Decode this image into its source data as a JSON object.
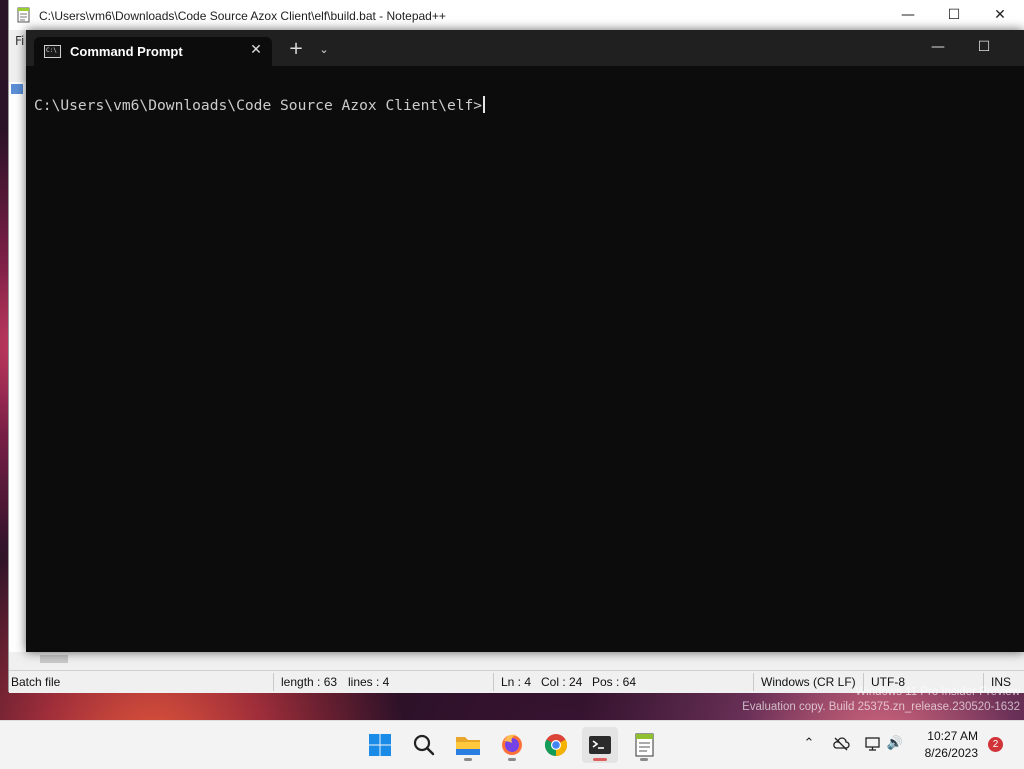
{
  "notepad": {
    "title": "C:\\Users\\vm6\\Downloads\\Code Source Azox Client\\elf\\build.bat - Notepad++",
    "menu_fragment": "Fi",
    "status": {
      "file_type": "Batch file",
      "length": "length : 63",
      "lines": "lines : 4",
      "ln": "Ln : 4",
      "col": "Col : 24",
      "pos": "Pos : 64",
      "eol": "Windows (CR LF)",
      "encoding": "UTF-8",
      "mode": "INS"
    },
    "controls": {
      "minimize": "—",
      "maximize": "☐",
      "close": "✕"
    }
  },
  "terminal": {
    "tab_label": "Command Prompt",
    "tab_icon_text": "C:\\",
    "tab_close": "✕",
    "new_tab": "+",
    "dropdown": "⌄",
    "controls": {
      "minimize": "—",
      "maximize": "☐"
    },
    "prompt": "C:\\Users\\vm6\\Downloads\\Code Source Azox Client\\elf>"
  },
  "watermark": {
    "line1": "Windows 11 Pro Insider Preview",
    "line2": "Evaluation copy. Build 25375.zn_release.230520-1632"
  },
  "taskbar": {
    "apps": [
      "windows-start",
      "search",
      "file-explorer",
      "firefox",
      "chrome",
      "terminal",
      "notepad-plus-plus"
    ],
    "active_app": "terminal",
    "time": "10:27 AM",
    "date": "8/26/2023",
    "notifications": "2",
    "tray": {
      "chevron": "⌃",
      "network": "⊘",
      "volume": "🔊"
    }
  },
  "colors": {
    "terminal_bg": "#0c0c0c",
    "terminal_titlebar": "#202020",
    "terminal_text": "#cccccc",
    "taskbar_bg": "#f3f3f3",
    "badge": "#d13438"
  }
}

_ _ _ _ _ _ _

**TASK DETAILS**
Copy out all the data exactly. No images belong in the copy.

**EXPECTED OUTPUT**
Decode this image into its source data as a JSON object.
{
  "notepad": {
    "title": "C:\\Users\\vm6\\Downloads\\Code Source Azox Client\\elf\\build.bat - Notepad++",
    "menu_fragment": "Fi",
    "status": {
      "file_type": "Batch file",
      "length": "length : 63",
      "lines": "lines : 4",
      "ln": "Ln : 4",
      "col": "Col : 24",
      "pos": "Pos : 64",
      "eol": "Windows (CR LF)",
      "encoding": "UTF-8",
      "mode": "INS"
    },
    "controls": {
      "minimize": "—",
      "maximize": "☐",
      "close": "✕"
    }
  },
  "terminal": {
    "tab_label": "Command Prompt",
    "tab_icon_text": "C:\\",
    "tab_close": "✕",
    "new_tab": "+",
    "dropdown": "⌄",
    "controls": {
      "minimize": "—",
      "maximize": "☐"
    },
    "prompt": "C:\\Users\\vm6\\Downloads\\Code Source Azox Client\\elf>"
  },
  "watermark": {
    "line1": "Windows 11 Pro Insider Preview",
    "line2": "Evaluation copy. Build 25375.zn_release.230520-1632"
  },
  "taskbar": {
    "apps": [
      "windows-start",
      "search",
      "file-explorer",
      "firefox",
      "chrome",
      "terminal",
      "notepad-plus-plus"
    ],
    "active_app": "terminal",
    "time": "10:27 AM",
    "date": "8/26/2023",
    "notifications": "2",
    "tray": {
      "chevron": "⌃",
      "network": "⊘",
      "volume": "🔊"
    }
  },
  "colors": {
    "terminal_bg": "#0c0c0c",
    "terminal_titlebar": "#202020",
    "terminal_text": "#cccccc",
    "taskbar_bg": "#f3f3f3",
    "badge": "#d13438"
  }
}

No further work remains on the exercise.